Excerpts from an interface dataset

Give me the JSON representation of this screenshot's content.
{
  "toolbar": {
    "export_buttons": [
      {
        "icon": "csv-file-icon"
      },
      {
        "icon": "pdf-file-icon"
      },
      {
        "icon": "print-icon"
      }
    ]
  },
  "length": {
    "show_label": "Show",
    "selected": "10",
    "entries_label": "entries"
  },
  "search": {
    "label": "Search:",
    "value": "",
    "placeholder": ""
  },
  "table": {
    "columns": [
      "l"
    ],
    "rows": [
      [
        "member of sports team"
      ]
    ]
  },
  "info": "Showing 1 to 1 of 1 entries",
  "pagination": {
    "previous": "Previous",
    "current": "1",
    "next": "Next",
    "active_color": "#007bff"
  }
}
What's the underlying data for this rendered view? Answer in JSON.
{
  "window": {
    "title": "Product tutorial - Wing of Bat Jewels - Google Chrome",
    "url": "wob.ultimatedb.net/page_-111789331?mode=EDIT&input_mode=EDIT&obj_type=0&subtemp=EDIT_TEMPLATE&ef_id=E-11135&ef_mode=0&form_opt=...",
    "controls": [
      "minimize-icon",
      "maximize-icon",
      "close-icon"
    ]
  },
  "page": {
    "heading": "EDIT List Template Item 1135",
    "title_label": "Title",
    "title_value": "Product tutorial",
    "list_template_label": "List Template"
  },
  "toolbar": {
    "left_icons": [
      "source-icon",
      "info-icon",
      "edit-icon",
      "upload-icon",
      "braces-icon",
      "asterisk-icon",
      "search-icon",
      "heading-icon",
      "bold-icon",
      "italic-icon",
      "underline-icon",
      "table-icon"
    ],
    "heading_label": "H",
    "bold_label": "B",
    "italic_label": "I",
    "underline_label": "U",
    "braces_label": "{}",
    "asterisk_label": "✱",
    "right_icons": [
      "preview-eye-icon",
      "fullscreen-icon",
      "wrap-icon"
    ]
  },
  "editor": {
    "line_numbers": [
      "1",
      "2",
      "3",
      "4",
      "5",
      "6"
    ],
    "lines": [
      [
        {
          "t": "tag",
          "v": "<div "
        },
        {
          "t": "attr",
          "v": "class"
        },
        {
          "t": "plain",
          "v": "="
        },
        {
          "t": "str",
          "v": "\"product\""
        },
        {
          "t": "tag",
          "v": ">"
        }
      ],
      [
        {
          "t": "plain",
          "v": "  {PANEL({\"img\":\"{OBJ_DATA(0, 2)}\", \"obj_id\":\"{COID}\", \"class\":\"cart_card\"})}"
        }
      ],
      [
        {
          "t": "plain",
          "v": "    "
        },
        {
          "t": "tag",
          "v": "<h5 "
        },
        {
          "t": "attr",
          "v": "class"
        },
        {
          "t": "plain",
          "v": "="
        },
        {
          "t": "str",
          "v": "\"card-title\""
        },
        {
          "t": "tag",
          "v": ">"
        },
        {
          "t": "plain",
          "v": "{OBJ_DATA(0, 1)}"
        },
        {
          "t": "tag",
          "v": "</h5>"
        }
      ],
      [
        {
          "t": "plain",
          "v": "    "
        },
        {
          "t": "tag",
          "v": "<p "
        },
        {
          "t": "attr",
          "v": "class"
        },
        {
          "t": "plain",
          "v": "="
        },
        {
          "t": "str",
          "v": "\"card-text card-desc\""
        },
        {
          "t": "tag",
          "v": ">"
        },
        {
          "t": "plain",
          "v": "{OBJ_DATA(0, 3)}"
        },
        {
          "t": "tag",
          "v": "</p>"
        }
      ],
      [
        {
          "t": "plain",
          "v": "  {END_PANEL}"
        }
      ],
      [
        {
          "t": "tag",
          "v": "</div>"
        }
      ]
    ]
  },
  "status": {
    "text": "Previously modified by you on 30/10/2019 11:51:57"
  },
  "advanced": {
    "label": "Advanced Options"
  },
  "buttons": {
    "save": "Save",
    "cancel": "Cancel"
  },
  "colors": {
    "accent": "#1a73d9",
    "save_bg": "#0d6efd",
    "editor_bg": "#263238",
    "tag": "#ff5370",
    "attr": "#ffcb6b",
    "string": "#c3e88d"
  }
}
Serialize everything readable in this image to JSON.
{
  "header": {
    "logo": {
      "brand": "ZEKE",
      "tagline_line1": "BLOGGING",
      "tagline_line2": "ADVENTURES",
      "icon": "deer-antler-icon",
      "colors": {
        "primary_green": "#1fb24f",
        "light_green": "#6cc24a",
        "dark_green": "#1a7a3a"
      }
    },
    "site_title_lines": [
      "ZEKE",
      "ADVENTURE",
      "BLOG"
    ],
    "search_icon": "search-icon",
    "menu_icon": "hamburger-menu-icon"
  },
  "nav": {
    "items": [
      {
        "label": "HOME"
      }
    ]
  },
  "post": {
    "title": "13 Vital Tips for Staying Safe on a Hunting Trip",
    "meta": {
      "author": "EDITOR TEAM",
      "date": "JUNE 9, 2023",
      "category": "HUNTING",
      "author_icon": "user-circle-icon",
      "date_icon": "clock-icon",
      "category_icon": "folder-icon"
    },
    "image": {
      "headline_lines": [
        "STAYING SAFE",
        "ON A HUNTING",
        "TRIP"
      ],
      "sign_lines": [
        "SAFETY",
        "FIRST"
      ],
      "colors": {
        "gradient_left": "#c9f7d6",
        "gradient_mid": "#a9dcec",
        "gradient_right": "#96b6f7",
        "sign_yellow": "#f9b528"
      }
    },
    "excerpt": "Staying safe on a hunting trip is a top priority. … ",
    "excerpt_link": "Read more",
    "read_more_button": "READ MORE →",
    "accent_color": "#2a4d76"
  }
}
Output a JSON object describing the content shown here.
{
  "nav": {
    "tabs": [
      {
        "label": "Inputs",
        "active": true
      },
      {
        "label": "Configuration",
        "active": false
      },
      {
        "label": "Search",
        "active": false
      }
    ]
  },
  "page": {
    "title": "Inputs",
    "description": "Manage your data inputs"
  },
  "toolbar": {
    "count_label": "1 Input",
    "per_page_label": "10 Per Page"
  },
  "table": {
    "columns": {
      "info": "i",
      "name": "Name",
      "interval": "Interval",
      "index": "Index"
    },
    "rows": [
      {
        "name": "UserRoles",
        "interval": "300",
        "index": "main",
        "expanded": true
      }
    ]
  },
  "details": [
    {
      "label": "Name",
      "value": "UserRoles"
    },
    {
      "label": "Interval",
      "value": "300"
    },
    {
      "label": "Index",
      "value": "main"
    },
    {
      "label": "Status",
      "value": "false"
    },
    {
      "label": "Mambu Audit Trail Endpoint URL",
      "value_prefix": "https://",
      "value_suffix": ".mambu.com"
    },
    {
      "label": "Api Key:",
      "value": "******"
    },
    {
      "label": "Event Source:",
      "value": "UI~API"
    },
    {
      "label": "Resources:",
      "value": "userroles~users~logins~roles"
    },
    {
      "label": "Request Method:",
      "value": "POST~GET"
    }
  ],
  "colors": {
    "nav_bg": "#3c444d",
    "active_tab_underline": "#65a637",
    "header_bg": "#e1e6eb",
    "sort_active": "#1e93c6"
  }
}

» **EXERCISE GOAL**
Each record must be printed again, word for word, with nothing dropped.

» **REPLY**
Give me the JSON representation of this screenshot's content.
{
  "toolbar": {
    "export_buttons": [
      {
        "icon": "csv-file-icon"
      },
      {
        "icon": "pdf-file-icon"
      },
      {
        "icon": "print-icon"
      }
    ]
  },
  "length": {
    "show_label": "Show",
    "selected": "10",
    "entries_label": "entries"
  },
  "search": {
    "label": "Search:",
    "value": "",
    "placeholder": ""
  },
  "table": {
    "columns": [
      "l"
    ],
    "rows": [
      [
        "member of sports team"
      ]
    ]
  },
  "info": "Showing 1 to 1 of 1 entries",
  "pagination": {
    "previous": "Previous",
    "current": "1",
    "next": "Next",
    "active_color": "#007bff"
  }
}
What's the underlying data for this rendered view? Answer in JSON.
{
  "window": {
    "title": "Product tutorial - Wing of Bat Jewels - Google Chrome",
    "url": "wob.ultimatedb.net/page_-111789331?mode=EDIT&input_mode=EDIT&obj_type=0&subtemp=EDIT_TEMPLATE&ef_id=E-11135&ef_mode=0&form_opt=...",
    "controls": [
      "minimize-icon",
      "maximize-icon",
      "close-icon"
    ]
  },
  "page": {
    "heading": "EDIT List Template Item 1135",
    "title_label": "Title",
    "title_value": "Product tutorial",
    "list_template_label": "List Template"
  },
  "toolbar": {
    "left_icons": [
      "source-icon",
      "info-icon",
      "edit-icon",
      "upload-icon",
      "braces-icon",
      "asterisk-icon",
      "search-icon",
      "heading-icon",
      "bold-icon",
      "italic-icon",
      "underline-icon",
      "table-icon"
    ],
    "heading_label": "H",
    "bold_label": "B",
    "italic_label": "I",
    "underline_label": "U",
    "braces_label": "{}",
    "asterisk_label": "✱",
    "right_icons": [
      "preview-eye-icon",
      "fullscreen-icon",
      "wrap-icon"
    ]
  },
  "editor": {
    "line_numbers": [
      "1",
      "2",
      "3",
      "4",
      "5",
      "6"
    ],
    "lines": [
      [
        {
          "t": "tag",
          "v": "<div "
        },
        {
          "t": "attr",
          "v": "class"
        },
        {
          "t": "plain",
          "v": "="
        },
        {
          "t": "str",
          "v": "\"product\""
        },
        {
          "t": "tag",
          "v": ">"
        }
      ],
      [
        {
          "t": "plain",
          "v": "  {PANEL({\"img\":\"{OBJ_DATA(0, 2)}\", \"obj_id\":\"{COID}\", \"class\":\"cart_card\"})}"
        }
      ],
      [
        {
          "t": "plain",
          "v": "    "
        },
        {
          "t": "tag",
          "v": "<h5 "
        },
        {
          "t": "attr",
          "v": "class"
        },
        {
          "t": "plain",
          "v": "="
        },
        {
          "t": "str",
          "v": "\"card-title\""
        },
        {
          "t": "tag",
          "v": ">"
        },
        {
          "t": "plain",
          "v": "{OBJ_DATA(0, 1)}"
        },
        {
          "t": "tag",
          "v": "</h5>"
        }
      ],
      [
        {
          "t": "plain",
          "v": "    "
        },
        {
          "t": "tag",
          "v": "<p "
        },
        {
          "t": "attr",
          "v": "class"
        },
        {
          "t": "plain",
          "v": "="
        },
        {
          "t": "str",
          "v": "\"card-text card-desc\""
        },
        {
          "t": "tag",
          "v": ">"
        },
        {
          "t": "plain",
          "v": "{OBJ_DATA(0, 3)}"
        },
        {
          "t": "tag",
          "v": "</p>"
        }
      ],
      [
        {
          "t": "plain",
          "v": "  {END_PANEL}"
        }
      ],
      [
        {
          "t": "tag",
          "v": "</div>"
        }
      ]
    ]
  },
  "status": {
    "text": "Previously modified by you on 30/10/2019 11:51:57"
  },
  "advanced": {
    "label": "Advanced Options"
  },
  "buttons": {
    "save": "Save",
    "cancel": "Cancel"
  },
  "colors": {
    "accent": "#1a73d9",
    "save_bg": "#0d6efd",
    "editor_bg": "#263238",
    "tag": "#ff5370",
    "attr": "#ffcb6b",
    "string": "#c3e88d"
  }
}
Serialize everything readable in this image to JSON.
{
  "header": {
    "logo": {
      "brand": "ZEKE",
      "tagline_line1": "BLOGGING",
      "tagline_line2": "ADVENTURES",
      "icon": "deer-antler-icon",
      "colors": {
        "primary_green": "#1fb24f",
        "light_green": "#6cc24a",
        "dark_green": "#1a7a3a"
      }
    },
    "site_title_lines": [
      "ZEKE",
      "ADVENTURE",
      "BLOG"
    ],
    "search_icon": "search-icon",
    "menu_icon": "hamburger-menu-icon"
  },
  "nav": {
    "items": [
      {
        "label": "HOME"
      }
    ]
  },
  "post": {
    "title": "13 Vital Tips for Staying Safe on a Hunting Trip",
    "meta": {
      "author": "EDITOR TEAM",
      "date": "JUNE 9, 2023",
      "category": "HUNTING",
      "author_icon": "user-circle-icon",
      "date_icon": "clock-icon",
      "category_icon": "folder-icon"
    },
    "image": {
      "headline_lines": [
        "STAYING SAFE",
        "ON A HUNTING",
        "TRIP"
      ],
      "sign_lines": [
        "SAFETY",
        "FIRST"
      ],
      "colors": {
        "gradient_left": "#c9f7d6",
        "gradient_mid": "#a9dcec",
        "gradient_right": "#96b6f7",
        "sign_yellow": "#f9b528"
      }
    },
    "excerpt": "Staying safe on a hunting trip is a top priority. … ",
    "excerpt_link": "Read more",
    "read_more_button": "READ MORE →",
    "accent_color": "#2a4d76"
  }
}
Output a JSON object describing the content shown here.
{
  "nav": {
    "tabs": [
      {
        "label": "Inputs",
        "active": true
      },
      {
        "label": "Configuration",
        "active": false
      },
      {
        "label": "Search",
        "active": false
      }
    ]
  },
  "page": {
    "title": "Inputs",
    "description": "Manage your data inputs"
  },
  "toolbar": {
    "count_label": "1 Input",
    "per_page_label": "10 Per Page"
  },
  "table": {
    "columns": {
      "info": "i",
      "name": "Name",
      "interval": "Interval",
      "index": "Index"
    },
    "rows": [
      {
        "name": "UserRoles",
        "interval": "300",
        "index": "main",
        "expanded": true
      }
    ]
  },
  "details": [
    {
      "label": "Name",
      "value": "UserRoles"
    },
    {
      "label": "Interval",
      "value": "300"
    },
    {
      "label": "Index",
      "value": "main"
    },
    {
      "label": "Status",
      "value": "false"
    },
    {
      "label": "Mambu Audit Trail Endpoint URL",
      "value_prefix": "https://",
      "value_suffix": ".mambu.com"
    },
    {
      "label": "Api Key:",
      "value": "******"
    },
    {
      "label": "Event Source:",
      "value": "UI~API"
    },
    {
      "label": "Resources:",
      "value": "userroles~users~logins~roles"
    },
    {
      "label": "Request Method:",
      "value": "POST~GET"
    }
  ],
  "colors": {
    "nav_bg": "#3c444d",
    "active_tab_underline": "#65a637",
    "header_bg": "#e1e6eb",
    "sort_active": "#1e93c6"
  }
}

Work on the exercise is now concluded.